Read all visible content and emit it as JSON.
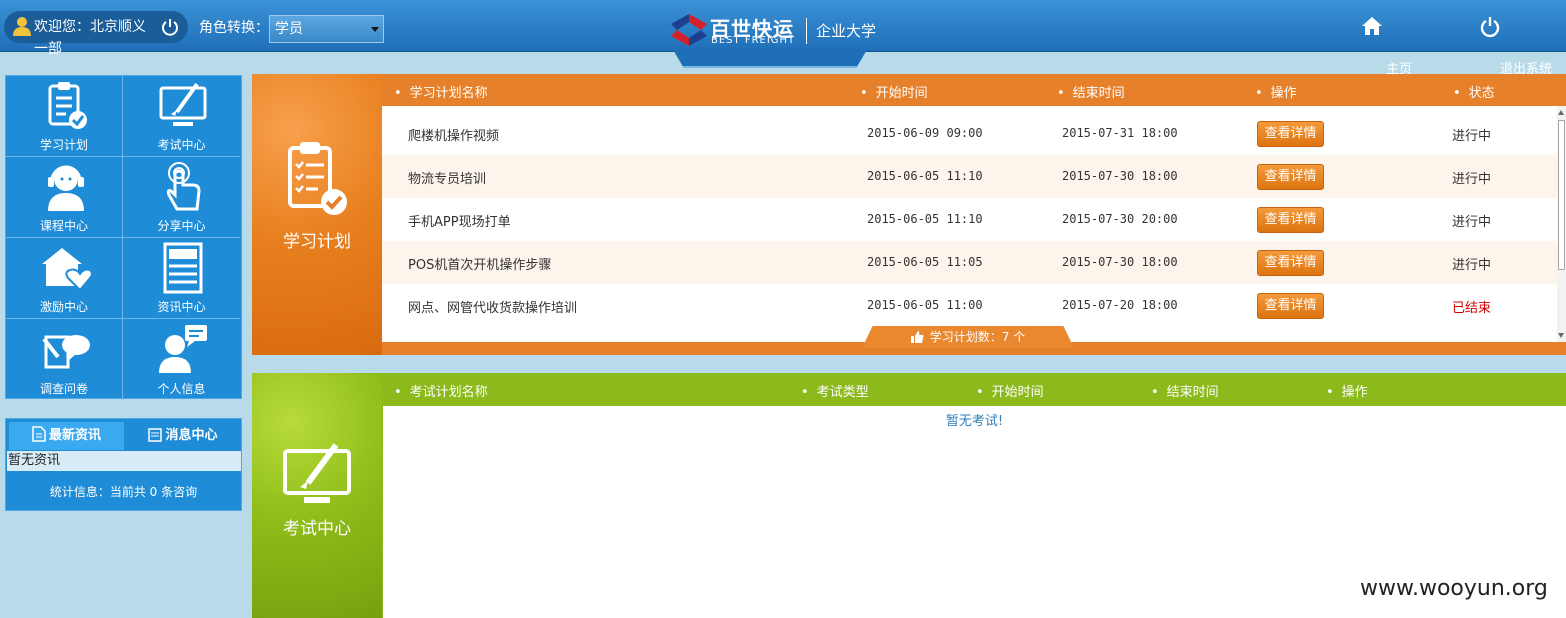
{
  "header": {
    "welcome_line1": "欢迎您：北京顺义",
    "welcome_line2": "一部",
    "role_label": "角色转换：",
    "role_value": "学员",
    "logo_cn": "百世快运",
    "logo_en": "BEST FREIGHT",
    "logo_univ": "企业大学",
    "home_label": "主页",
    "exit_label": "退出系统"
  },
  "nav": [
    {
      "label": "学习计划",
      "icon": "clipboard-check-icon"
    },
    {
      "label": "考试中心",
      "icon": "monitor-pen-icon"
    },
    {
      "label": "课程中心",
      "icon": "headset-person-icon"
    },
    {
      "label": "分享中心",
      "icon": "hand-pointer-icon"
    },
    {
      "label": "激励中心",
      "icon": "house-heart-icon"
    },
    {
      "label": "资讯中心",
      "icon": "newspaper-icon"
    },
    {
      "label": "调查问卷",
      "icon": "survey-question-icon"
    },
    {
      "label": "个人信息",
      "icon": "person-chat-icon"
    }
  ],
  "news": {
    "tab_latest": "最新资讯",
    "tab_messages": "消息中心",
    "empty": "暂无资讯",
    "stat": "统计信息：当前共 0 条咨询"
  },
  "study": {
    "title": "学习计划",
    "headers": [
      "学习计划名称",
      "开始时间",
      "结束时间",
      "操作",
      "状态"
    ],
    "rows": [
      {
        "name": "爬楼机操作视频",
        "start": "2015-06-09 09:00",
        "end": "2015-07-31 18:00",
        "action": "查看详情",
        "status": "进行中"
      },
      {
        "name": "物流专员培训",
        "start": "2015-06-05 11:10",
        "end": "2015-07-30 18:00",
        "action": "查看详情",
        "status": "进行中"
      },
      {
        "name": "手机APP现场打单",
        "start": "2015-06-05 11:10",
        "end": "2015-07-30 20:00",
        "action": "查看详情",
        "status": "进行中"
      },
      {
        "name": "POS机首次开机操作步骤",
        "start": "2015-06-05 11:05",
        "end": "2015-07-30 18:00",
        "action": "查看详情",
        "status": "进行中"
      },
      {
        "name": "网点、网管代收货款操作培训",
        "start": "2015-06-05 11:00",
        "end": "2015-07-20 18:00",
        "action": "查看详情",
        "status": "已结束"
      }
    ],
    "count": "学习计划数：7 个",
    "colors": {
      "ongoing": "#333333",
      "ended": "#d40000"
    }
  },
  "exam": {
    "title": "考试中心",
    "headers": [
      "考试计划名称",
      "考试类型",
      "开始时间",
      "结束时间",
      "操作"
    ],
    "empty": "暂无考试!"
  },
  "watermark": "www.wooyun.org"
}
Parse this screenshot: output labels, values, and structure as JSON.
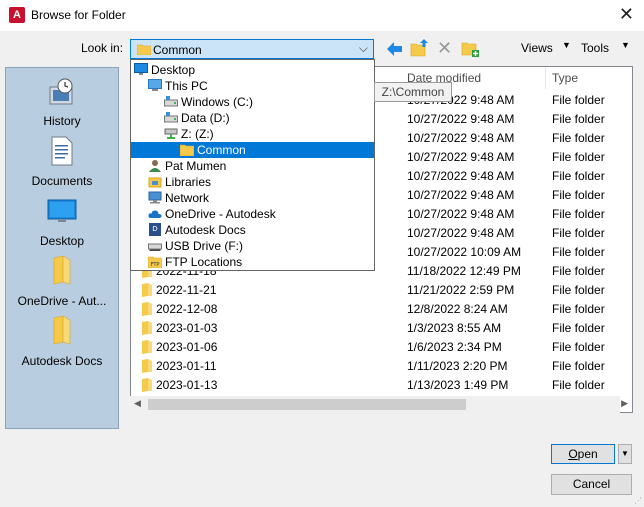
{
  "window": {
    "title": "Browse for Folder",
    "app_icon": "A",
    "close": "✕"
  },
  "toolbar": {
    "look_in_label": "Look in:",
    "look_in_value": "Common",
    "views_label": "Views",
    "tools_label": "Tools"
  },
  "places": [
    {
      "label": "History",
      "icon": "history-icon"
    },
    {
      "label": "Documents",
      "icon": "documents-icon"
    },
    {
      "label": "Desktop",
      "icon": "desktop-icon"
    },
    {
      "label": "OneDrive - Aut...",
      "icon": "folder-icon"
    },
    {
      "label": "Autodesk Docs",
      "icon": "folder-icon"
    }
  ],
  "file_list": {
    "headers": {
      "date": "Date modified",
      "type": "Type"
    },
    "rows": [
      {
        "name": "",
        "date": "10/27/2022 9:48 AM",
        "type": "File folder"
      },
      {
        "name": "",
        "date": "10/27/2022 9:48 AM",
        "type": "File folder"
      },
      {
        "name": "",
        "date": "10/27/2022 9:48 AM",
        "type": "File folder"
      },
      {
        "name": "",
        "date": "10/27/2022 9:48 AM",
        "type": "File folder"
      },
      {
        "name": "",
        "date": "10/27/2022 9:48 AM",
        "type": "File folder"
      },
      {
        "name": "",
        "date": "10/27/2022 9:48 AM",
        "type": "File folder"
      },
      {
        "name": "",
        "date": "10/27/2022 9:48 AM",
        "type": "File folder"
      },
      {
        "name": "",
        "date": "10/27/2022 9:48 AM",
        "type": "File folder"
      },
      {
        "name": "",
        "date": "10/27/2022 10:09 AM",
        "type": "File folder"
      },
      {
        "name": "2022-11-18",
        "date": "11/18/2022 12:49 PM",
        "type": "File folder"
      },
      {
        "name": "2022-11-21",
        "date": "11/21/2022 2:59 PM",
        "type": "File folder"
      },
      {
        "name": "2022-12-08",
        "date": "12/8/2022 8:24 AM",
        "type": "File folder"
      },
      {
        "name": "2023-01-03",
        "date": "1/3/2023 8:55 AM",
        "type": "File folder"
      },
      {
        "name": "2023-01-06",
        "date": "1/6/2023 2:34 PM",
        "type": "File folder"
      },
      {
        "name": "2023-01-11",
        "date": "1/11/2023 2:20 PM",
        "type": "File folder"
      },
      {
        "name": "2023-01-13",
        "date": "1/13/2023 1:49 PM",
        "type": "File folder"
      }
    ]
  },
  "dropdown": {
    "items": [
      {
        "label": "Desktop",
        "icon": "desktop-icon"
      },
      {
        "label": "This PC",
        "icon": "pc-icon"
      },
      {
        "label": "Windows (C:)",
        "icon": "drive-icon"
      },
      {
        "label": "Data (D:)",
        "icon": "drive-icon"
      },
      {
        "label": "Z: (Z:)",
        "icon": "network-drive-icon"
      },
      {
        "label": "Common",
        "icon": "folder-icon"
      },
      {
        "label": "Pat Mumen",
        "icon": "user-icon"
      },
      {
        "label": "Libraries",
        "icon": "libraries-icon"
      },
      {
        "label": "Network",
        "icon": "network-icon"
      },
      {
        "label": "OneDrive - Autodesk",
        "icon": "cloud-icon"
      },
      {
        "label": "Autodesk Docs",
        "icon": "autodesk-docs-icon"
      },
      {
        "label": "USB Drive (F:)",
        "icon": "usb-icon"
      },
      {
        "label": "FTP Locations",
        "icon": "ftp-icon"
      }
    ]
  },
  "tooltip": "Z:\\Common",
  "buttons": {
    "open_first": "O",
    "open_rest": "pen",
    "cancel": "Cancel"
  },
  "colors": {
    "accent": "#0078d7",
    "places_bg": "#b9cde0",
    "folder": "#f5c94a"
  }
}
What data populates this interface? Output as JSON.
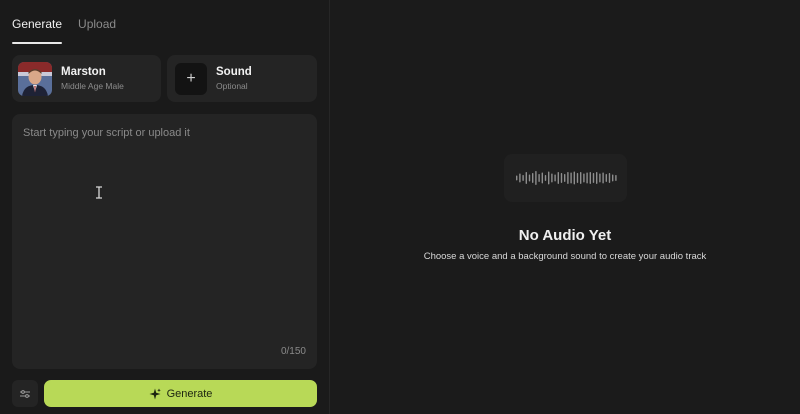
{
  "tabs": [
    {
      "label": "Generate",
      "active": true
    },
    {
      "label": "Upload",
      "active": false
    }
  ],
  "voice": {
    "name": "Marston",
    "description": "Middle Age Male"
  },
  "sound": {
    "title": "Sound",
    "subtitle": "Optional",
    "add_icon": "+"
  },
  "script": {
    "placeholder": "Start typing your script or upload it",
    "value": "",
    "char_count": "0/150"
  },
  "actions": {
    "settings_icon": "sliders-icon",
    "generate_label": "Generate",
    "generate_icon": "sparkle-icon"
  },
  "empty_state": {
    "title": "No Audio Yet",
    "description": "Choose a voice and a background sound to create your audio track"
  },
  "colors": {
    "accent": "#b8d957",
    "background": "#1b1b1b",
    "card": "#242424"
  }
}
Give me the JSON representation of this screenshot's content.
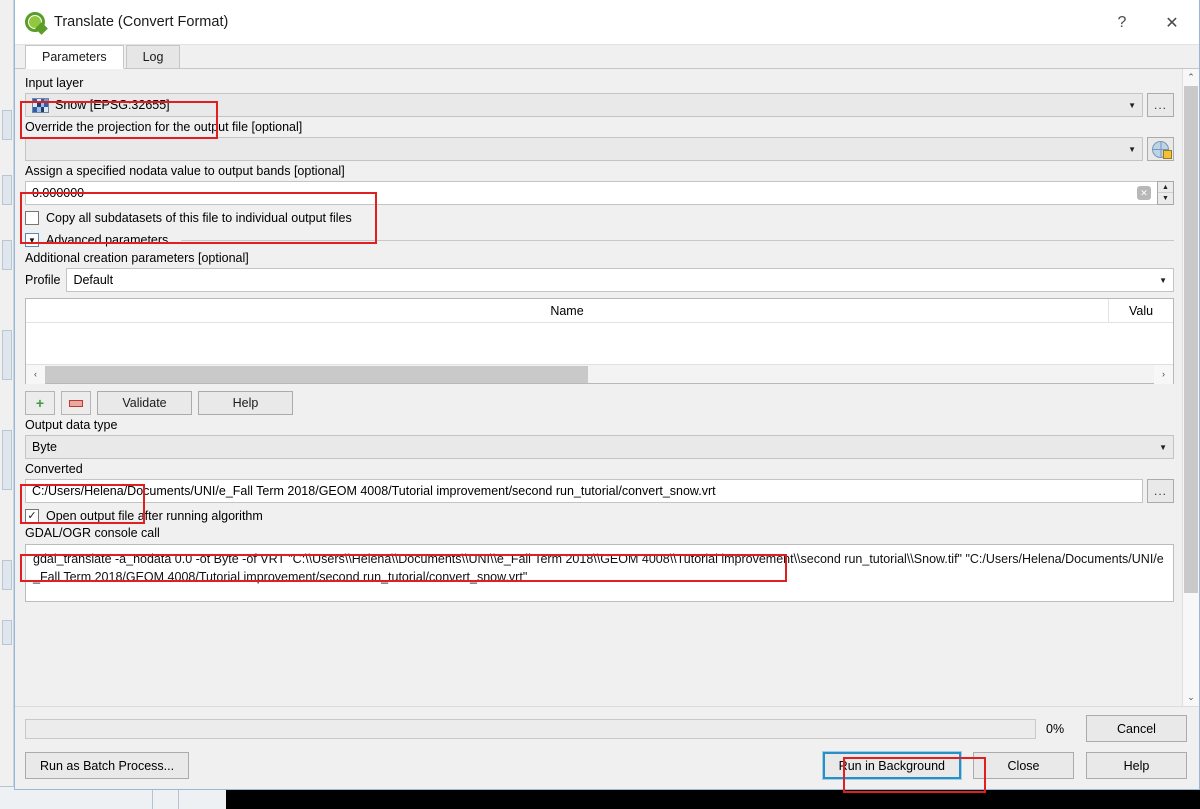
{
  "window": {
    "title": "Translate (Convert Format)",
    "app_icon": "qgis-icon",
    "help_btn": "?",
    "close_btn": "✕"
  },
  "tabs": [
    {
      "label": "Parameters",
      "active": true
    },
    {
      "label": "Log",
      "active": false
    }
  ],
  "parameters": {
    "input_layer": {
      "label": "Input layer",
      "value": "Snow [EPSG:32655]",
      "dropdown_arrow": "▼",
      "browse_label": "..."
    },
    "override_projection": {
      "label": "Override the projection for the output file [optional]",
      "value": "",
      "dropdown_arrow": "▼",
      "crs_icon": "globe-icon"
    },
    "nodata": {
      "label": "Assign a specified nodata value to output bands [optional]",
      "value": "0.000000",
      "clear_icon": "✕",
      "spin_up": "▲",
      "spin_down": "▼"
    },
    "copy_subdatasets": {
      "label": "Copy all subdatasets of this file to individual output files",
      "checked": false,
      "check_glyph": ""
    },
    "advanced": {
      "label": "Advanced parameters",
      "expanded": true,
      "toggle_glyph": "▼"
    },
    "additional_creation": {
      "label": "Additional creation parameters [optional]"
    },
    "profile": {
      "label": "Profile",
      "value": "Default",
      "dropdown_arrow": "▼"
    },
    "creation_table": {
      "columns": [
        "Name",
        "Valu"
      ],
      "rows": [],
      "hscroll_left": "‹",
      "hscroll_right": "›"
    },
    "table_tools": {
      "add_label": "+",
      "remove_label": "—",
      "validate_label": "Validate",
      "help_label": "Help"
    },
    "output_data_type": {
      "label": "Output data type",
      "value": "Byte",
      "dropdown_arrow": "▼"
    },
    "converted": {
      "label": "Converted",
      "value": "C:/Users/Helena/Documents/UNI/e_Fall Term 2018/GEOM 4008/Tutorial improvement/second run_tutorial/convert_snow.vrt",
      "browse_label": "..."
    },
    "open_output": {
      "label": "Open output file after running algorithm",
      "checked": true,
      "check_glyph": "✓"
    },
    "console": {
      "label": "GDAL/OGR console call",
      "value": "gdal_translate -a_nodata 0.0 -ot Byte -of VRT \"C:\\\\Users\\\\Helena\\\\Documents\\\\UNI\\\\e_Fall Term 2018\\\\GEOM 4008\\\\Tutorial improvement\\\\second run_tutorial\\\\Snow.tif\" \"C:/Users/Helena/Documents/UNI/e_Fall Term 2018/GEOM 4008/Tutorial improvement/second run_tutorial/convert_snow.vrt\""
    }
  },
  "bottom": {
    "progress_percent": "0%",
    "progress_value": 0,
    "cancel_label": "Cancel",
    "cancel_disabled": true,
    "batch_label": "Run as Batch Process...",
    "run_label": "Run in Background",
    "close_label": "Close",
    "help_label": "Help"
  },
  "scrollbars": {
    "v_up": "⌃",
    "v_down": "⌄"
  },
  "colors": {
    "annotation": "#e02020",
    "focus": "#2a8fc4",
    "dialog_bg": "#f0f0f0"
  }
}
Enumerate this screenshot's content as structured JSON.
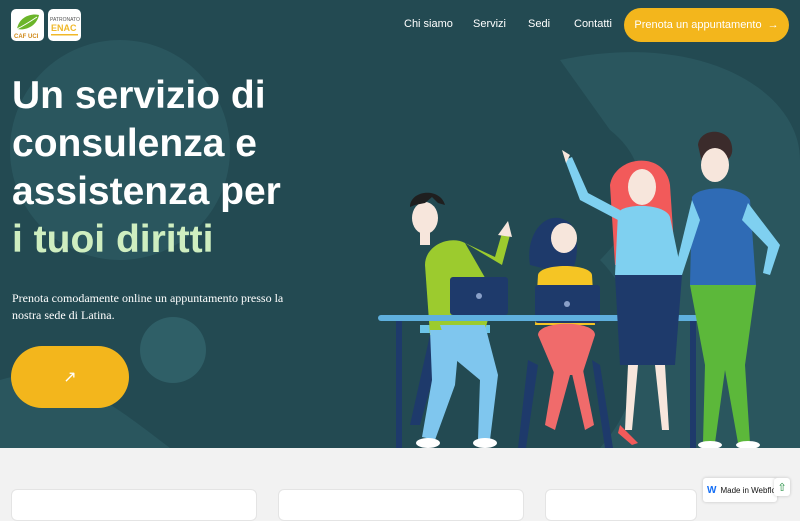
{
  "nav": {
    "logo_caf": "CAF UCI",
    "logo_enac_top": "PATRONATO",
    "logo_enac_bottom": "ENAC",
    "links": [
      "Chi siamo",
      "Servizi",
      "Sedi",
      "Contatti"
    ],
    "cta_label": "Prenota un appuntamento",
    "cta_arrow": "→"
  },
  "hero": {
    "title_lines": [
      "Un servizio di",
      "consulenza e",
      "assistenza per"
    ],
    "title_highlight": "i tuoi diritti",
    "subtitle": "Prenota comodamente online un appuntamento presso la nostra sede di Latina.",
    "round_button_icon": "↗"
  },
  "badges": {
    "webflow": "Made in Webflow",
    "scroll_top_icon": "⇧"
  },
  "colors": {
    "hero_bg": "#234a52",
    "accent": "#f3b61c",
    "highlight": "#cfeec0",
    "page_bg": "#f2f2f2"
  },
  "icons": [
    "caf-logo-icon",
    "enac-logo-icon",
    "arrow-right-icon",
    "arrow-up-right-icon",
    "webflow-icon",
    "scroll-top-icon"
  ]
}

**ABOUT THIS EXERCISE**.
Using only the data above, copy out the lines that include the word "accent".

**RESPONSE AREA**.
    "accent": "#0078d7",
    "accent": "#b8d957",
    "accent": "#f3b61c",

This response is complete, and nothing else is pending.